It is important to consider your physical and mental health before travelling overseas. We encourage you to consider having vaccinations before you travel. At least eight weeks before you depart, make an appointment with your doctor or travel clinic for a basic health check-up, and to discuss your travel plans and any implications for your health, particularly if you have an existing medical condition. The World Health Organization (WHO) provides information for travellers and our health page also provides useful information for travellers on staying healthy.
Medical facilities in Senegal are limited, especially outside the capital, Dakar. Most doctors and hospitals will expect immediate cash payment for medical care. In the event of a serious illness or accident, medical evacuation to a destination with appropriate facilities would be necessary. Medical evacuation costs could exceed $A100,000.
Malaria is endemic throughout the year in Senegal. Other mosquito-borne diseases (including dengue fever) also occur in the region. We encourage you to take prophylaxis against malaria and take measures to avoid mosquito bites, including using insect repellent at all times, wearing long, loose-fitting, light-coloured clothing and ensuring your accommodation is mosquito proof.
Senegal is listed by the World Health Organization (WHO) as endemic for yellow fever.
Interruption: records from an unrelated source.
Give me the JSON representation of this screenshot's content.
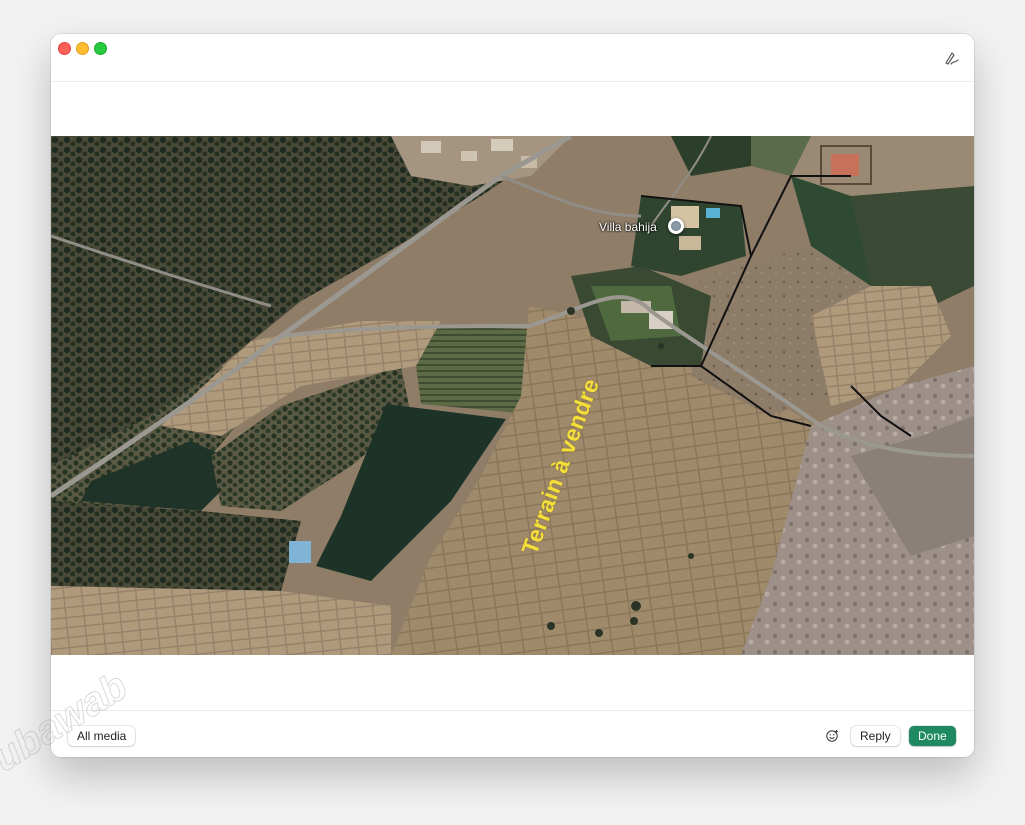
{
  "window": {
    "controls": [
      "close",
      "minimize",
      "maximize"
    ],
    "toolbar_icon": "markup-pen-icon"
  },
  "photo": {
    "place_label": "Villa bahija",
    "overlay_text": "Terrain à vendre",
    "overlay_color": "#f4df3a"
  },
  "watermark": {
    "text": "ubawab"
  },
  "footer": {
    "all_media_label": "All media",
    "emoji_icon": "smiley-face-icon",
    "reply_label": "Reply",
    "done_label": "Done",
    "done_color": "#1f8a62"
  }
}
Yellow fever is a potentially fatal viral disease transmitted by mosquitoes, which is preventable by vaccination. We strongly recommend that you are vaccinated against yellow fever before travelling to Senegal. A valid yellow fever vaccination certificate is required for entry. For more information about yellow fever, see the Department of Health website.
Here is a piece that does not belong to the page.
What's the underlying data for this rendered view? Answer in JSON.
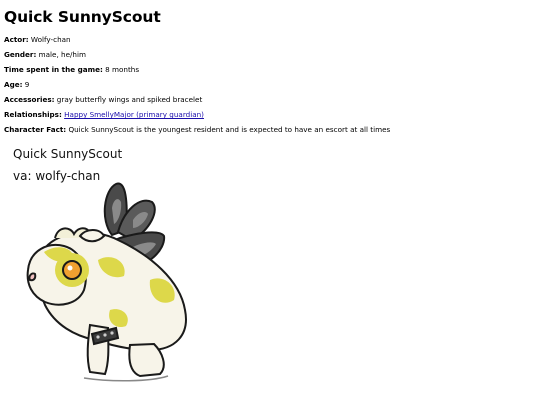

Water-borne, food-borne, parasitic and other infectious diseases (including HIV/AIDS, cholera, typhoid, hepatitis, leptospirosis, meningitis, tuberculosis and rabies) are prevalent with more serious outbreaks occurring from time to time. We recommend you boil all drinking water or drink bottled water, avoid ice cubes and raw and undercooked food. Do not swim in fresh water to avoid exposure to certain water-borne diseases such as bilharzia (schistosomiasis). Seek medical advice if you have a fever or are suffering from diarrhoea.
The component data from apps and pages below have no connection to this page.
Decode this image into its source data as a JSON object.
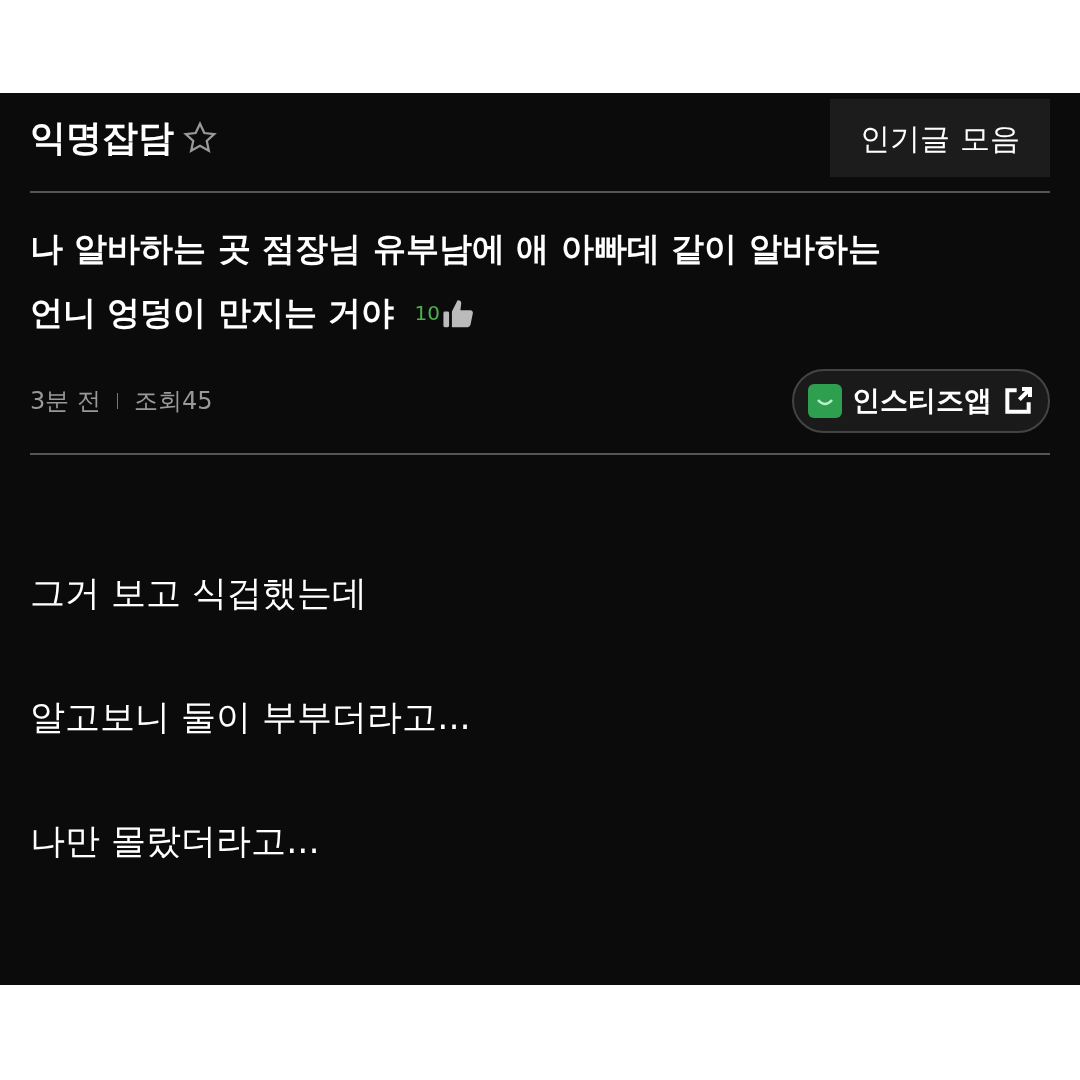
{
  "board": {
    "title": "익명잡담",
    "favorite": false
  },
  "popular_button": "인기글 모음",
  "post": {
    "title_lines": [
      "나 알바하는 곳 점장님 유부남에 애 아빠데 같이 알바하는",
      "언니 엉덩이 만지는 거야"
    ],
    "likes": "10",
    "time": "3분 전",
    "views": "조회45",
    "app_button": "인스티즈앱"
  },
  "body": [
    "그거 보고 식겁했는데",
    "알고보니 둘이 부부더라고...",
    "나만 몰랐더라고..."
  ]
}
Where to get help
Australia does not have an Embassy or Consulate in Senegal. By agreement between the Canadian and Australian governments, the local Canadian Embassy provides consular assistance to Australians in Senegal. You should register your presence with the Canadian Government. This service does not include the issue of Australian passports. The address is:
Corner of Gallieni and Amadou Cisse Dia Streets
Telephone: (221) 33 889 4700
Facsimilie: (221) 33 889 4720
You can also obtain consular assistance from the nearest Australian High Commission which is in Accra, Ghana:
Australian High Commission, Accra
2, Second Rangoon Close
(cnr Josef Broz Tito Ave)
Telephone: (+233) 302 216 400
Facsimile: (+233) 302 216 410
If you are travelling to Senegal, whatever the reason and however long you'll be there, we encourage you to register with the Department of Foreign Affairs and Trade. You can register online or in person at any Australian Embassy, High Commission or Consulate. The information you provide will help us to contact you in an emergency - whether it is a natural disaster, civil disturbance or a family issue.
In a consular emergency, if you are unable to contact the above Embassy or High Commission you can contact the 24-hour Consular Emergency Centre on +61 2 6261 3305 or 1300 555 135 within Australia.
In Australia, the Department of Foreign Affairs and Trade in Canberra may be contacted on (02) 6261 3305.
Natural disasters, severe weather and climate
The rainy season is July to September when flooding may occur and road conditions deteriorate.
For general information and tips on travelling with children see our Travelling with Children page.